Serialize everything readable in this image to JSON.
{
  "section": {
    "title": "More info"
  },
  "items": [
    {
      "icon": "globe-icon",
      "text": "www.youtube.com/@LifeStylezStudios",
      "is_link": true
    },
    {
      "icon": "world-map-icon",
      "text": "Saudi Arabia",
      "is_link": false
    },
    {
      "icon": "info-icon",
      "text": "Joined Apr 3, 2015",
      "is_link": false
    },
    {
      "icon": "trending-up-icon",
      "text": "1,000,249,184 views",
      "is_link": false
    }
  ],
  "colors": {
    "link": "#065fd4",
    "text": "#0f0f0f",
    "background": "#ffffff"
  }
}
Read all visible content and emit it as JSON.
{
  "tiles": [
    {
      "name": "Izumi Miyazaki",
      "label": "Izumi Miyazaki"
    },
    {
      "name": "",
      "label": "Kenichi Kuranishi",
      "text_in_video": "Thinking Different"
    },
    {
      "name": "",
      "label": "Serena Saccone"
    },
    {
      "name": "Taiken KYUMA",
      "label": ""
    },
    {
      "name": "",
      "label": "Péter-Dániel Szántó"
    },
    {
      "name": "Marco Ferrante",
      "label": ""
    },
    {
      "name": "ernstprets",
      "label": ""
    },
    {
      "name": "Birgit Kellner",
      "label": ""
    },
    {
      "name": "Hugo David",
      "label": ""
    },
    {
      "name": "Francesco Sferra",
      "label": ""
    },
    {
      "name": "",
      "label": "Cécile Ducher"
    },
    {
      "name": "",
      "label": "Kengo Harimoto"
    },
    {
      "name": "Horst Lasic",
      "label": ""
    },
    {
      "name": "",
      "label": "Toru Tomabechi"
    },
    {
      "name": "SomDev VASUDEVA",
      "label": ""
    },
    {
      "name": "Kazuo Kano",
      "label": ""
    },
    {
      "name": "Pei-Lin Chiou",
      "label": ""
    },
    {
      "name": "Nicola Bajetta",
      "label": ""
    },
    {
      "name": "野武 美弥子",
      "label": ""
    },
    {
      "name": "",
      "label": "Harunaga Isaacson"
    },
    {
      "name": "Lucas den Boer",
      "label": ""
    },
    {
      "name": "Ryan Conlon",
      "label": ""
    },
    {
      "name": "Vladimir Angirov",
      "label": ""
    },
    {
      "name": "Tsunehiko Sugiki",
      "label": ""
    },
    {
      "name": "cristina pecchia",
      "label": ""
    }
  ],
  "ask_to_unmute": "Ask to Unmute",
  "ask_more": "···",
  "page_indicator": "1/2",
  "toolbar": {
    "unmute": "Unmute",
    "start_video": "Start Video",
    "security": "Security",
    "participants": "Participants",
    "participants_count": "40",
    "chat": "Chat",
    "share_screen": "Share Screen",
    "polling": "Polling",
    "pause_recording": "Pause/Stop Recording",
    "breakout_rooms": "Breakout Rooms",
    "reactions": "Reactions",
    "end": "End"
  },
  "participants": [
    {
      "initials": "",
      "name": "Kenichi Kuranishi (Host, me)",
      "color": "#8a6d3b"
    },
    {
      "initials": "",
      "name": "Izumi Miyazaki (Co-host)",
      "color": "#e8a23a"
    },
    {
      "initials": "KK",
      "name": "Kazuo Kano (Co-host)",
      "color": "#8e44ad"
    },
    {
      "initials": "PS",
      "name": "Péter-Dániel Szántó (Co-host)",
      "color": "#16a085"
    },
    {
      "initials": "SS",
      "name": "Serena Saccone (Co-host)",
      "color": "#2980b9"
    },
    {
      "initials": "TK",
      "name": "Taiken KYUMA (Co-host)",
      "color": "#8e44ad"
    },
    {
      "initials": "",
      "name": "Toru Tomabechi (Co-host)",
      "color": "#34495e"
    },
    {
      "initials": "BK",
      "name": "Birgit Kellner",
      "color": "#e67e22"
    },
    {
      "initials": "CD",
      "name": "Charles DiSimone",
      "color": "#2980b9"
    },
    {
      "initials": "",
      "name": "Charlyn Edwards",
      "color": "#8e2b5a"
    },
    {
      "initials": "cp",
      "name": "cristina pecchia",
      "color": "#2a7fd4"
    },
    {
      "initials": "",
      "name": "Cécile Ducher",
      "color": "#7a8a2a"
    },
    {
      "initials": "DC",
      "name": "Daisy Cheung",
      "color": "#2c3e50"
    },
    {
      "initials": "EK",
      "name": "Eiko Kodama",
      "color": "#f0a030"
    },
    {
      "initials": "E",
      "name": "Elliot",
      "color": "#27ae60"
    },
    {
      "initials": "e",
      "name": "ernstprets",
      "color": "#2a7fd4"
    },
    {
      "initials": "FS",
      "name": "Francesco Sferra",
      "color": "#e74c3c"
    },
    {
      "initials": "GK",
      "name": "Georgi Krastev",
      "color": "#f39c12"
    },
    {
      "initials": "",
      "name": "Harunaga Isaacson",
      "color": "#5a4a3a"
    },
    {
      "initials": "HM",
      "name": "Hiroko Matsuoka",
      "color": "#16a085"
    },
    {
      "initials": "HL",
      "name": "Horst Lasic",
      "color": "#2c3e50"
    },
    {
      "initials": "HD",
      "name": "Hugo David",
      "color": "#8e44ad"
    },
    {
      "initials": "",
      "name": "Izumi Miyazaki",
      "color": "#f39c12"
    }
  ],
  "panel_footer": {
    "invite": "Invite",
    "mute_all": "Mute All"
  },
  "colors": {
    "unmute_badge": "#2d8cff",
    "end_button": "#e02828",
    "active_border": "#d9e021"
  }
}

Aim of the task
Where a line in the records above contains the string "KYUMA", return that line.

Expected output
      "name": "Taiken KYUMA",
      "name": "Taiken KYUMA (Co-host)",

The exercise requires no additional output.